June 5, 2015 in Hearing Loss & Deafness
Technological advances are making some medical devices like hearing aids more affordable.
US NEWS Money
By Susan Johnston
Thirty-seven and a half million Americans have trouble hearing, and of those people who could benefit from hearing aids, it’s estimated that fewer than 30 percent have ever used them, according to the U.S. Department of Health and Human Services. The hefty price tag attached to hearing aids may be chief among the barriers, as a pair of custom-fitted hearing aids can cost between $1,000 and $6,000, finds Consumer Reports.
Doctors sometimes charge a full 100 percent or more markup on hearing aids, says Sarah O’Leary, founder and CEO of ExHale Healthcare Advocates, a national independent consumer health care company. And, unfortunately, the cost of hearing aids and other medical devices is not always covered by insurance. Some insurers cover hearing tests, but not the device itself. In a handful of states, insurers are required (with some exceptions) to cover hearing aids for children and, in three states, they must cover them for both adults and children. Veterans may be entitled to free hearing aids through the Department of Veterans Affairs.
However, just as online startups have disrupted the traditional eyeglass industry and others, new players are providing more affordable channels for buying hearing aids, walkers, prosthetics and other medical devices. Buying a device from your local doctor or clinic may be a convenient option, but it’s not your only option – nor is it typically the cheapest.
“The status quo of the hearing aid industry was that the only way you could hear again was going through the expensive brick-and-mortar channel,” says Patrick Freuler, founder and CEO of Audicus.com, which aims to do for hearing aids what Warby Parker did for eyeglasses and 1-800 CONTACTS did for contact lenses. “The technological complexity of a hearing aid is not beyond modern cellphones, so we dug a bit deeper and saw that a lot of the pricing is driven by service components. We wanted to provide an alternative dispensing mechanism.”
Audicus sells German-manufactured hearing aids for around $1,200 per pair, with a 45-day trial period. Like Warby Parker, where customers visit their doctor for an eye exam and send in their eyeglass prescription, Audicus has customers visit their local ear, nose and throat doctor or audiologist for a hearing test. Patients are entitled to a copy of their audiogram. “Send us the results of your hearing test [typically via fax or email], and then you receive a customized hearing aid in the mail a couple of days later,” Freuler says.
Another player in the move toward lower-priced hearing aids is hi HealthInnovations, which is part of UnitedHealth Group, but sells its hearing aids to those with or without a UnitedHealth policy.

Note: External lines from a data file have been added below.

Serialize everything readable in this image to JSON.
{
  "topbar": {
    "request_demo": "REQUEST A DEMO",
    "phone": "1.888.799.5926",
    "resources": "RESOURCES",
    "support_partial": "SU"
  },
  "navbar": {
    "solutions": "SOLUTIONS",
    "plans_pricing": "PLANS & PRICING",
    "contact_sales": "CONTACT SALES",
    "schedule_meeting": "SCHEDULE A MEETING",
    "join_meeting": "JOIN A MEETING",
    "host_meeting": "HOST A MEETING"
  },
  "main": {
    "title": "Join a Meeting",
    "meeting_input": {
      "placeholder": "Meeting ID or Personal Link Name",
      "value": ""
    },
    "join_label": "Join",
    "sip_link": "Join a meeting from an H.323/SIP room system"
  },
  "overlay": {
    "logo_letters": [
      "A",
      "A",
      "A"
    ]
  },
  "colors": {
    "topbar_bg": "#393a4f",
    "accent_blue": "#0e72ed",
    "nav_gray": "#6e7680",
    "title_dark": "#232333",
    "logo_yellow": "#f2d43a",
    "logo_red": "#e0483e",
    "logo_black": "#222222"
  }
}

As Lisa Tseng, CEO of hi HealthInnovations, describes it, “we’re hearing-test agnostic. You can get your hearing test anywhere you want, and we custom program your hearing aids to your needs.”